_Task details_. Your task is to print each entry exactly as written.

+ + + +

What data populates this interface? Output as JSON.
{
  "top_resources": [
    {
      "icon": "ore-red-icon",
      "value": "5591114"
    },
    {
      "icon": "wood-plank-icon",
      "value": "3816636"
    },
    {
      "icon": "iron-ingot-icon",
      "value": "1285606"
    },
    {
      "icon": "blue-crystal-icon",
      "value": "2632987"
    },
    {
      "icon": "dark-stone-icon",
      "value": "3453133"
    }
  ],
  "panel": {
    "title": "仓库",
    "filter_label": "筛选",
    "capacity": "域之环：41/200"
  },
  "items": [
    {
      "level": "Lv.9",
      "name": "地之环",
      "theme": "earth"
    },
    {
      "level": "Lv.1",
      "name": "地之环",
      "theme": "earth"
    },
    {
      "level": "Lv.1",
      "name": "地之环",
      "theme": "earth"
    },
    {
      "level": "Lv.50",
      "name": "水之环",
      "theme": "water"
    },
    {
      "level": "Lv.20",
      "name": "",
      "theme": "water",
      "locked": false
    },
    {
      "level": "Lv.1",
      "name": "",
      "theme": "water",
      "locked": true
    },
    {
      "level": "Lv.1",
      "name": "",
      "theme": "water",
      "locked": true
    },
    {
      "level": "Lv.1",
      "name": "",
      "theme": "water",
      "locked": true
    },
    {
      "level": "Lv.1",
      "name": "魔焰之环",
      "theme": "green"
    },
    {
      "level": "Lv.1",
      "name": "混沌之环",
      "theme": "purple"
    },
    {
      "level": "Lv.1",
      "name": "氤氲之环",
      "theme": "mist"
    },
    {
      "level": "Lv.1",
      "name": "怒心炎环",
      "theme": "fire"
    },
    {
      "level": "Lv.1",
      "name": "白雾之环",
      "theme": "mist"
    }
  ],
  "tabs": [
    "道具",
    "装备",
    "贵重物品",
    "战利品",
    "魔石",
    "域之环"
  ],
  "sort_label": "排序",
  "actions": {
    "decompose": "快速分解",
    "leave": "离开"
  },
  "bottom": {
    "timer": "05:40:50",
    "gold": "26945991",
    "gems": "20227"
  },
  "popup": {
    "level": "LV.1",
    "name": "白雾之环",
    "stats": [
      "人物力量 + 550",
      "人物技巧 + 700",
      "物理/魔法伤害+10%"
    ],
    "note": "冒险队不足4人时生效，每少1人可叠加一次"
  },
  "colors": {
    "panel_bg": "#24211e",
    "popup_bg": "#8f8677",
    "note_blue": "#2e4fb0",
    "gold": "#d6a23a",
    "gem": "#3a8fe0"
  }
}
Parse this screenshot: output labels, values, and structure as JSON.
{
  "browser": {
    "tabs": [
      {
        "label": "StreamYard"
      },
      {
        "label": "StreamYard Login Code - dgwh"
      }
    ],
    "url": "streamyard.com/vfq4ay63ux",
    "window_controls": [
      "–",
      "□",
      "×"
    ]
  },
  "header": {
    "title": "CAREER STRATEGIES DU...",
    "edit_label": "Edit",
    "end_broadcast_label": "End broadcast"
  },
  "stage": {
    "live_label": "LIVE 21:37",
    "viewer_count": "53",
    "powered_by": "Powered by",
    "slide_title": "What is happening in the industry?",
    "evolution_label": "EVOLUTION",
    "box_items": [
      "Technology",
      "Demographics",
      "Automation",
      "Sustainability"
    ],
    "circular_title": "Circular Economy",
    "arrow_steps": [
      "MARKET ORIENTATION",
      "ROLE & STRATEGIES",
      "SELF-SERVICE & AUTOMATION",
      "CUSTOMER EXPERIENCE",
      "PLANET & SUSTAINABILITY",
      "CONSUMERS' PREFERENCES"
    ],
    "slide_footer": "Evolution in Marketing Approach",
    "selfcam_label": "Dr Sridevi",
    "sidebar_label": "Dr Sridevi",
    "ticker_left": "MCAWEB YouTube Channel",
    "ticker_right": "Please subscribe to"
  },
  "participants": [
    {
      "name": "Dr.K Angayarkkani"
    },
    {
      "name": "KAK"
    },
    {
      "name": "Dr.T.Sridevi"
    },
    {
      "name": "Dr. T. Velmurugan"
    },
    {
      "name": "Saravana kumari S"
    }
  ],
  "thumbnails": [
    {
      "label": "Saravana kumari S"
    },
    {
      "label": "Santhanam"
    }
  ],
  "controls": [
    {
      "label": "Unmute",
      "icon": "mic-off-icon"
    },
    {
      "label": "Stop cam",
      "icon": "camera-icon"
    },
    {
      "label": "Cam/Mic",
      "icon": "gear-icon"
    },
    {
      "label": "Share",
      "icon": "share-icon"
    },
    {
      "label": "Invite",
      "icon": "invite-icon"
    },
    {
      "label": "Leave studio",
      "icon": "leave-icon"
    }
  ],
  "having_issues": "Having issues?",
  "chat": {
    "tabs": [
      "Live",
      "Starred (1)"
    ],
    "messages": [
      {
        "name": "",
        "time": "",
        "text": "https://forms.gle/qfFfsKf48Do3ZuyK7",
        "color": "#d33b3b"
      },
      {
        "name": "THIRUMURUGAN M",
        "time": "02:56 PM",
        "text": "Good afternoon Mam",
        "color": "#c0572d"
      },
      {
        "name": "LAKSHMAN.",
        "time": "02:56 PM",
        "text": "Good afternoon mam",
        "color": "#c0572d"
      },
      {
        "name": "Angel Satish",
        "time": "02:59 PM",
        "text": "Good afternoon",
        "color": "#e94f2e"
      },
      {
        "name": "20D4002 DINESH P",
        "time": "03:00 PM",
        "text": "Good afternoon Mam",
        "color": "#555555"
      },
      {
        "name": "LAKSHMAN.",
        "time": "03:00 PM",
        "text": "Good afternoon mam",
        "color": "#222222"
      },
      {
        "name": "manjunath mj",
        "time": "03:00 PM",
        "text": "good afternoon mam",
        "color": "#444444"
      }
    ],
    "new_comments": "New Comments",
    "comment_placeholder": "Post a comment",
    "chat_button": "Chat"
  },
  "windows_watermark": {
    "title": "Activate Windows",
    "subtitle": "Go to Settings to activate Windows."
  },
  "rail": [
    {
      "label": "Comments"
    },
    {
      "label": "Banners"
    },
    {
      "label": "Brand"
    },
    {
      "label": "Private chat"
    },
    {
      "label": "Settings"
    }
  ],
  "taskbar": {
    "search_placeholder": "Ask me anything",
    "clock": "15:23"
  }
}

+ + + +

_Expected answer_.
What data populates this interface? Output as JSON.
{
  "top_resources": [
    {
      "icon": "ore-red-icon",
      "value": "5591114"
    },
    {
      "icon": "wood-plank-icon",
      "value": "3816636"
    },
    {
      "icon": "iron-ingot-icon",
      "value": "1285606"
    },
    {
      "icon": "blue-crystal-icon",
      "value": "2632987"
    },
    {
      "icon": "dark-stone-icon",
      "value": "3453133"
    }
  ],
  "panel": {
    "title": "仓库",
    "filter_label": "筛选",
    "capacity": "域之环：41/200"
  },
  "items": [
    {
      "level": "Lv.9",
      "name": "地之环",
      "theme": "earth"
    },
    {
      "level": "Lv.1",
      "name": "地之环",
      "theme": "earth"
    },
    {
      "level": "Lv.1",
      "name": "地之环",
      "theme": "earth"
    },
    {
      "level": "Lv.50",
      "name": "水之环",
      "theme": "water"
    },
    {
      "level": "Lv.20",
      "name": "",
      "theme": "water",
      "locked": false
    },
    {
      "level": "Lv.1",
      "name": "",
      "theme": "water",
      "locked": true
    },
    {
      "level": "Lv.1",
      "name": "",
      "theme": "water",
      "locked": true
    },
    {
      "level": "Lv.1",
      "name": "",
      "theme": "water",
      "locked": true
    },
    {
      "level": "Lv.1",
      "name": "魔焰之环",
      "theme": "green"
    },
    {
      "level": "Lv.1",
      "name": "混沌之环",
      "theme": "purple"
    },
    {
      "level": "Lv.1",
      "name": "氤氲之环",
      "theme": "mist"
    },
    {
      "level": "Lv.1",
      "name": "怒心炎环",
      "theme": "fire"
    },
    {
      "level": "Lv.1",
      "name": "白雾之环",
      "theme": "mist"
    }
  ],
  "tabs": [
    "道具",
    "装备",
    "贵重物品",
    "战利品",
    "魔石",
    "域之环"
  ],
  "sort_label": "排序",
  "actions": {
    "decompose": "快速分解",
    "leave": "离开"
  },
  "bottom": {
    "timer": "05:40:50",
    "gold": "26945991",
    "gems": "20227"
  },
  "popup": {
    "level": "LV.1",
    "name": "白雾之环",
    "stats": [
      "人物力量 + 550",
      "人物技巧 + 700",
      "物理/魔法伤害+10%"
    ],
    "note": "冒险队不足4人时生效，每少1人可叠加一次"
  },
  "colors": {
    "panel_bg": "#24211e",
    "popup_bg": "#8f8677",
    "note_blue": "#2e4fb0",
    "gold": "#d6a23a",
    "gem": "#3a8fe0"
  }
}
Parse this screenshot: output labels, values, and structure as JSON.
{
  "browser": {
    "tabs": [
      {
        "label": "StreamYard"
      },
      {
        "label": "StreamYard Login Code - dgwh"
      }
    ],
    "url": "streamyard.com/vfq4ay63ux",
    "window_controls": [
      "–",
      "□",
      "×"
    ]
  },
  "header": {
    "title": "CAREER STRATEGIES DU...",
    "edit_label": "Edit",
    "end_broadcast_label": "End broadcast"
  },
  "stage": {
    "live_label": "LIVE 21:37",
    "viewer_count": "53",
    "powered_by": "Powered by",
    "slide_title": "What is happening in the industry?",
    "evolution_label": "EVOLUTION",
    "box_items": [
      "Technology",
      "Demographics",
      "Automation",
      "Sustainability"
    ],
    "circular_title": "Circular Economy",
    "arrow_steps": [
      "MARKET ORIENTATION",
      "ROLE & STRATEGIES",
      "SELF-SERVICE & AUTOMATION",
      "CUSTOMER EXPERIENCE",
      "PLANET & SUSTAINABILITY",
      "CONSUMERS' PREFERENCES"
    ],
    "slide_footer": "Evolution in Marketing Approach",
    "selfcam_label": "Dr Sridevi",
    "sidebar_label": "Dr Sridevi",
    "ticker_left": "MCAWEB YouTube Channel",
    "ticker_right": "Please subscribe to"
  },
  "participants": [
    {
      "name": "Dr.K Angayarkkani"
    },
    {
      "name": "KAK"
    },
    {
      "name": "Dr.T.Sridevi"
    },
    {
      "name": "Dr. T. Velmurugan"
    },
    {
      "name": "Saravana kumari S"
    }
  ],
  "thumbnails": [
    {
      "label": "Saravana kumari S"
    },
    {
      "label": "Santhanam"
    }
  ],
  "controls": [
    {
      "label": "Unmute",
      "icon": "mic-off-icon"
    },
    {
      "label": "Stop cam",
      "icon": "camera-icon"
    },
    {
      "label": "Cam/Mic",
      "icon": "gear-icon"
    },
    {
      "label": "Share",
      "icon": "share-icon"
    },
    {
      "label": "Invite",
      "icon": "invite-icon"
    },
    {
      "label": "Leave studio",
      "icon": "leave-icon"
    }
  ],
  "having_issues": "Having issues?",
  "chat": {
    "tabs": [
      "Live",
      "Starred (1)"
    ],
    "messages": [
      {
        "name": "",
        "time": "",
        "text": "https://forms.gle/qfFfsKf48Do3ZuyK7",
        "color": "#d33b3b"
      },
      {
        "name": "THIRUMURUGAN M",
        "time": "02:56 PM",
        "text": "Good afternoon Mam",
        "color": "#c0572d"
      },
      {
        "name": "LAKSHMAN.",
        "time": "02:56 PM",
        "text": "Good afternoon mam",
        "color": "#c0572d"
      },
      {
        "name": "Angel Satish",
        "time": "02:59 PM",
        "text": "Good afternoon",
        "color": "#e94f2e"
      },
      {
        "name": "20D4002 DINESH P",
        "time": "03:00 PM",
        "text": "Good afternoon Mam",
        "color": "#555555"
      },
      {
        "name": "LAKSHMAN.",
        "time": "03:00 PM",
        "text": "Good afternoon mam",
        "color": "#222222"
      },
      {
        "name": "manjunath mj",
        "time": "03:00 PM",
        "text": "good afternoon mam",
        "color": "#444444"
      }
    ],
    "new_comments": "New Comments",
    "comment_placeholder": "Post a comment",
    "chat_button": "Chat"
  },
  "windows_watermark": {
    "title": "Activate Windows",
    "subtitle": "Go to Settings to activate Windows."
  },
  "rail": [
    {
      "label": "Comments"
    },
    {
      "label": "Banners"
    },
    {
      "label": "Brand"
    },
    {
      "label": "Private chat"
    },
    {
      "label": "Settings"
    }
  ],
  "taskbar": {
    "search_placeholder": "Ask me anything",
    "clock": "15:23"
  }
}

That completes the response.